amount of vote fraud or miscount and the fewer the number of corrupt counts which could wrongly alter
the outcome.

To detect small numbers of corrupt vote counts, larger audit samples are necessary. For example, if the
margin between the two leading candidates is 1%, then only approximately 3 corrupt vote counts out of
100 might put the wrong candidate into office. If the margin is 5%, it might take 15 or more corrupt
vote counts out of 100 to wrongly alter the outcome. A larger manual audit sample size is needed to
uncover one of 3 corrupt counts than to uncover one of 15 corrupt counts.

Unfortunately Saltman’s work in 1975 was substantially ignored at the time until the concepts were
rediscovered by Kathy Dopp in July 2006. Dopp furthered Saltman’s work by applying maximum vote
shift per vote count assumptions and using an estimate based on sampling with replacement6 to create a
trial-and-test spreadsheet method to obtain the exact audit sample size.7

Beginning in July 2006, Dopp and Frank Stenger developed a numerical method to exactly calculate
election audit sample sizes, which they released in September 2006, “The Election Integrity Audit”8.
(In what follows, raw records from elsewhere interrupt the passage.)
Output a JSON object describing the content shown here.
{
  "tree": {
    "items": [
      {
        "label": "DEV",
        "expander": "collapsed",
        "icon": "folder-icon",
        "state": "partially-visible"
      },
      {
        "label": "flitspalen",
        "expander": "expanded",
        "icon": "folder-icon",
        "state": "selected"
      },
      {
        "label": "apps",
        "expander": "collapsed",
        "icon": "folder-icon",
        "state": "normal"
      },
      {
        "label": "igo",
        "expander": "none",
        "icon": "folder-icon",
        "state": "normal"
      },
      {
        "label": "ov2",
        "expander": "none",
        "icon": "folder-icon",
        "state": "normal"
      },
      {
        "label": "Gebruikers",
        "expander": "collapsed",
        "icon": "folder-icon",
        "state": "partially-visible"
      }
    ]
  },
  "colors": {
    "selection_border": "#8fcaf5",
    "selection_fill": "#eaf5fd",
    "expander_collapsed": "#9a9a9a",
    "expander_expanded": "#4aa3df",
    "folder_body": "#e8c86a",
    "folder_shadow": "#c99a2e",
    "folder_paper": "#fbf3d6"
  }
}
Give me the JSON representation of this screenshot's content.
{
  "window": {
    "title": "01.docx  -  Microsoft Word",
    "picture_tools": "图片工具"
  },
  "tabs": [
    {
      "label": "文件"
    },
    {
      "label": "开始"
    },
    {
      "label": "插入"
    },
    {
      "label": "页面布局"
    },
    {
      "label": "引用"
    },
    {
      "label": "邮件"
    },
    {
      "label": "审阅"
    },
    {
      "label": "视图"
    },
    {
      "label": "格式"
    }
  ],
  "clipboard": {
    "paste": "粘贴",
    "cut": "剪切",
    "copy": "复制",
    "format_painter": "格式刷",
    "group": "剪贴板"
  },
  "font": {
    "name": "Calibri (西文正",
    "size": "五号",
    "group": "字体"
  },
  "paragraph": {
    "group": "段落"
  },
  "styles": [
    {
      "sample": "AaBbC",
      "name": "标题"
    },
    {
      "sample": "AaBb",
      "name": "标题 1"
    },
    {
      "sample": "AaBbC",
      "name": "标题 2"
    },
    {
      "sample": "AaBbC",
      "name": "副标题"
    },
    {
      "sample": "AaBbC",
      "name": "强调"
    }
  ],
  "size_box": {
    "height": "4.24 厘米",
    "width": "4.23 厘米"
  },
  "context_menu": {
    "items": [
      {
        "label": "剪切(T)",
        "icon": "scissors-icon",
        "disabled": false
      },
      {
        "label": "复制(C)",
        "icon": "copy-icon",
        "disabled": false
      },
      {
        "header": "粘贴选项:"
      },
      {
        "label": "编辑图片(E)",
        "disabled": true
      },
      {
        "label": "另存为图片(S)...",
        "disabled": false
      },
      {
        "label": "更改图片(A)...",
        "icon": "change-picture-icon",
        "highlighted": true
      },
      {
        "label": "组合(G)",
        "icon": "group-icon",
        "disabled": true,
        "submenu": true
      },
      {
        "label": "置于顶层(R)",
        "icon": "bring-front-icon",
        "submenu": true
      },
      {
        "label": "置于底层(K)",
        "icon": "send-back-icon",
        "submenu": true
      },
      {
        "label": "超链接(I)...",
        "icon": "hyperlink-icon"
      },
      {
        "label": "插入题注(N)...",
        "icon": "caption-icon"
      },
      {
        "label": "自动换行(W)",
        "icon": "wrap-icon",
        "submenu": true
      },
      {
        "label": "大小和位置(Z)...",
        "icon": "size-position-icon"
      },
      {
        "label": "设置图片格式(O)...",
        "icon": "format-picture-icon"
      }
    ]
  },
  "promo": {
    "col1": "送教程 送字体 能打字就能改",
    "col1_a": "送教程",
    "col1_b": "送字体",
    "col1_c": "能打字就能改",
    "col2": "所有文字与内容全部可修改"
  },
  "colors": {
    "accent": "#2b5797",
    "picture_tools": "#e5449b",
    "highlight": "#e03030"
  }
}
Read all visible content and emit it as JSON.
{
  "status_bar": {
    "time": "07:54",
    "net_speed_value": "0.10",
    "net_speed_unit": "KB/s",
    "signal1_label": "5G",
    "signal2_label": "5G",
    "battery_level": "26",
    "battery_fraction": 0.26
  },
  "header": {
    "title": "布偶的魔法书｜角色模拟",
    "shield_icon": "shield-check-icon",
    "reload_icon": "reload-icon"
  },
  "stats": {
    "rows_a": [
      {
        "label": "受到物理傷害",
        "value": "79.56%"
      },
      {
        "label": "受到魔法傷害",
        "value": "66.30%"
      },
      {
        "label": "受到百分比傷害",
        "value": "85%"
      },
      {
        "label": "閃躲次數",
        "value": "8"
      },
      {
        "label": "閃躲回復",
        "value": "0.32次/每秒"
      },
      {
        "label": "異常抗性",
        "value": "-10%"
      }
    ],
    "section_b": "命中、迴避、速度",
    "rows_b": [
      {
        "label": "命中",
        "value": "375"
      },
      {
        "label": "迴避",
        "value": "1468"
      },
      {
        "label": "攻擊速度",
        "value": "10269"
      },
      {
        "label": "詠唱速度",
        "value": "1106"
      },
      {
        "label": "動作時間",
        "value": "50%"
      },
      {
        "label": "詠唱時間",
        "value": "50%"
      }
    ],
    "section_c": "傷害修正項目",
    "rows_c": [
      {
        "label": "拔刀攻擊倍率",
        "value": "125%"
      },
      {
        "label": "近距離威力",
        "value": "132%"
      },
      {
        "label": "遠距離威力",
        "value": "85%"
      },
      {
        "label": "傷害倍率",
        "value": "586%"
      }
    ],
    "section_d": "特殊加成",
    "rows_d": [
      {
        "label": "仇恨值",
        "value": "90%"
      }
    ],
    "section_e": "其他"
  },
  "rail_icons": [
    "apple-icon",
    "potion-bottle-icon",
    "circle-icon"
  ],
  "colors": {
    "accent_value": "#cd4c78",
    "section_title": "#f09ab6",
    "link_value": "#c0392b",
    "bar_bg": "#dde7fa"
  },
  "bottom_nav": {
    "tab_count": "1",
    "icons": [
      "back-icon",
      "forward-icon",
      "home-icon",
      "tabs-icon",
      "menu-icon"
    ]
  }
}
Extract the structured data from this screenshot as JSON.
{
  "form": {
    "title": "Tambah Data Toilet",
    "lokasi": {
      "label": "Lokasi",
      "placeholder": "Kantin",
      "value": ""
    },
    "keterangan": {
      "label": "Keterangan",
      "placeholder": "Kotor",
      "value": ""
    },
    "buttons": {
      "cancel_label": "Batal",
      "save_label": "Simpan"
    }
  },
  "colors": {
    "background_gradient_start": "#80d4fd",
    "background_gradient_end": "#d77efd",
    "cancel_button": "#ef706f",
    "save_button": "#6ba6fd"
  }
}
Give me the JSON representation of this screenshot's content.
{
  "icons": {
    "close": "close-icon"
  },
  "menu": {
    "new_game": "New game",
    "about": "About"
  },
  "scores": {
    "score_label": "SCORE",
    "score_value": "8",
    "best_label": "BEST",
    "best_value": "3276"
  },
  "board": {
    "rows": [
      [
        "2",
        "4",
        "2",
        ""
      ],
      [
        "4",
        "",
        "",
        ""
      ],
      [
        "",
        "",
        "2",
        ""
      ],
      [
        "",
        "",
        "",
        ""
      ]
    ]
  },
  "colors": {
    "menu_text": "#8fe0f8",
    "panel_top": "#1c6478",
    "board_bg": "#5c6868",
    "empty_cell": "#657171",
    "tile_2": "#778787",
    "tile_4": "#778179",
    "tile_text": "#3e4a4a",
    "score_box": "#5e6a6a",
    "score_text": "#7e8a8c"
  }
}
The Dopp/Stenger method included an optional method for adjusting audit sample sizes for precinct size
variation in case miscounts are targeted to the largest precincts. However, the Dopp/Stenger numerical
method has not caught on yet, perhaps due to the complexity of using a computer program at a time
when the public is demanding transparent, easily-understand verification of election results.

Ronald Rivest of MIT derived a formula that more accurately estimates vote count audit sample sizes9
than the one based on sampling with replacement suggested in the Brennan Center report because it
gives a smaller over-estimate of the exact minimum audit required to ensure the integrity of election
outcomes. For more detailed history and derivation of the formula, see Rivest’s paper.

This paper more simply describes the derivation of the Rivest estimate and shows more explicitly how to
use Rivest’s formula to estimate audit sample sizes for specific margins and assumed maximum vote
shift per vote count.

The minimum audit sample size necessary to ensure the integrity of election outcomes to any desired
level of certainty can be determined by using this small easy-to-use spreadsheet:


5 Vote counts with more than the assumed maximum vote shift relative to prior elections or partisan active voter registration
records in voter history files, must also be included in manual audits as well as randomly selected counts.

6 A sampling with replacement estimate was suggested in the appendices on parallel election day machine testing in the Brennan Center’s June 2006 report “The Machinery of Democracy…”

7 The Brennan Center introduced the idea of a maximum wrongful vote shift per machine in its appendix on sampling voting machines for Election Day random testing of paperless voting machines.
9 Ibid 1.